I have a routine with my dogs and that is they get a walk every morning before I go to work. It’s great exercise for me too and really wakes me up and I feel better knowing the kids got to enjoy some semi-fresh air and a little exercise before I leave them for a day of work.

Ever since the holidays it’s been harder for me to get up as early as I would like. Each morning they get walked at different times. Sometimes early, sometimes later. This particular morning I was struggling with getting up. So their walk was just slightly later than the average.

We made it around our 1.5 mile loop and were coming down that last long stretch that dumped us out on our street. Throughout the walk we encounter other dogs walking with their owners, lots of cats that either scurry away when we approach or tense up in a ball and stare us down with evil glares, several squirrels that like to race us along the top of the wooden fences, lizards, birds, etc.

As we were walking down the sidewalk, I was keeping my Boxer mix puppy under control as she was getting excited about a cat sitting in this neighbor’s driveway. All of the sudden I heard this noise. It sounded like a splatter, one I’m oh too familiar with. This sound reminded me of my childhood days when I used to skateboard and rollerblade. There was always that one stick or rock that would get under my wheel and cause my wheel to lock while my body continued with its forward momentum. Then I would slap my body onto the concrete sidewalk, face first, sometimes catching myself with my hands or knees. It wasn’t the greatest feeling in the world. Who am I kidding, that hurt like a bitch. I recall several accidents resulting in me falling and smacking myself hard onto the concrete.

Image

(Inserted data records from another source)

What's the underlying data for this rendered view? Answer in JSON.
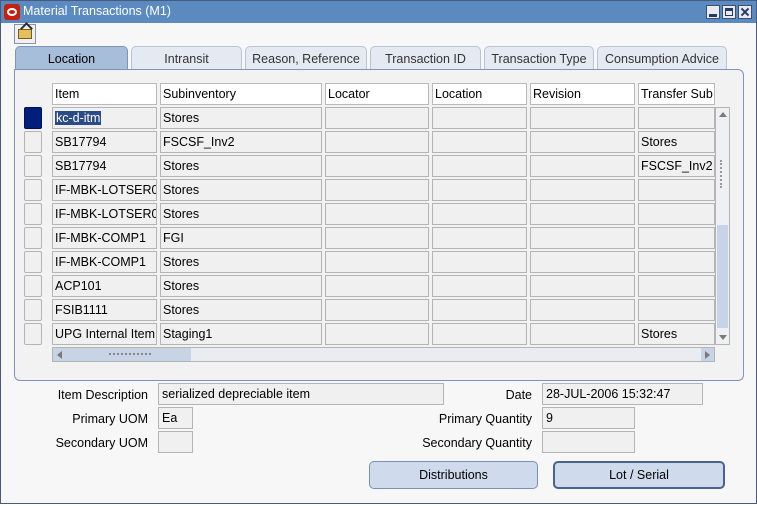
{
  "window": {
    "title": "Material Transactions (M1)"
  },
  "tabs": [
    "Location",
    "Intransit",
    "Reason, Reference",
    "Transaction ID",
    "Transaction Type",
    "Consumption Advice"
  ],
  "table": {
    "columns": [
      "Item",
      "Subinventory",
      "Locator",
      "Location",
      "Revision",
      "Transfer Sub"
    ],
    "rows": [
      [
        "kc-d-itm",
        "Stores",
        "",
        "",
        "",
        ""
      ],
      [
        "SB17794",
        "FSCSF_Inv2",
        "",
        "",
        "",
        "Stores"
      ],
      [
        "SB17794",
        "Stores",
        "",
        "",
        "",
        "FSCSF_Inv2"
      ],
      [
        "IF-MBK-LOTSER0",
        "Stores",
        "",
        "",
        "",
        ""
      ],
      [
        "IF-MBK-LOTSER0",
        "Stores",
        "",
        "",
        "",
        ""
      ],
      [
        "IF-MBK-COMP1",
        "FGI",
        "",
        "",
        "",
        ""
      ],
      [
        "IF-MBK-COMP1",
        "Stores",
        "",
        "",
        "",
        ""
      ],
      [
        "ACP101",
        "Stores",
        "",
        "",
        "",
        ""
      ],
      [
        "FSIB1111",
        "Stores",
        "",
        "",
        "",
        ""
      ],
      [
        "UPG Internal Item",
        "Staging1",
        "",
        "",
        "",
        "Stores"
      ]
    ]
  },
  "details": {
    "item_description_label": "Item Description",
    "item_description": "serialized depreciable item",
    "date_label": "Date",
    "date": "28-JUL-2006 15:32:47",
    "primary_uom_label": "Primary UOM",
    "primary_uom": "Ea",
    "primary_quantity_label": "Primary Quantity",
    "primary_quantity": "9",
    "secondary_uom_label": "Secondary UOM",
    "secondary_uom": "",
    "secondary_quantity_label": "Secondary Quantity",
    "secondary_quantity": ""
  },
  "buttons": {
    "distributions": "Distributions",
    "lot_serial": "Lot / Serial"
  },
  "icons": {
    "app": "oracle-logo-icon",
    "toolbar": "open-folder-icon"
  },
  "colors": {
    "titlebar": "#5b8ac0",
    "active_tab": "#a7bedb",
    "selection": "#2b4b86",
    "row_indicator": "#001f7a"
  }
}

When I heard the sound I thought to myself, “Was that? No, it couldn’t be. But that sound.” I felt it was something more than an acorn or bird poop. It was more of a splat than a splatter. When I turned to check it out I was horrified. Only a few steps behind me on the sidewalk lay a squirrel, flat on its stomach and face. I watched for a second to see if it was alive and I saw some movement. My heart went out to this thing. It must have fallen from a powerline or tree or something. The crazy thing is if I was 10-15 seconds slower it would have landed right on top of me or one of the dogs. I kind of wish it did because it didn’t look like it was doing well on the sidewalk.

I thought maybe it broke its neck or seriously injured itself. It was barely moving until I started walking back towards it. I wanted to help it if I could, and yes, I was planning on scooping it up and taking it to a vet if it was still alive. When I took a step towards it, it started to crawl a little. Its hands looked a little funny, like they were broken and weren’t working properly. This squirrel still tried to crawl, dragging its body to the edge of a yard.

I didn’t want to scare it but I had my two big dogs with me, both very interested in the squirrel now. I couldn’t just leave it because I thought time was of the essence. As the three of us approached, that squirrel quickly recovered and skipped on through the chain-linked fence to the base of a nearby tree where it sat for a few moments. I imagine it was trying to recover and stay safe. I was still a little worried since that cat next door looked like he was ready to prowl. I walked up to the fence with the dogs and the squirrel scurried up the tree, holding on without any difficulties. It seemed as if the fall didn’t hurt it that much. It was lucky this time.

That sound still haunts me because it originally appeared that the squirrel was dead and that made me sad for a moment. Oh, well. Happy endings rock!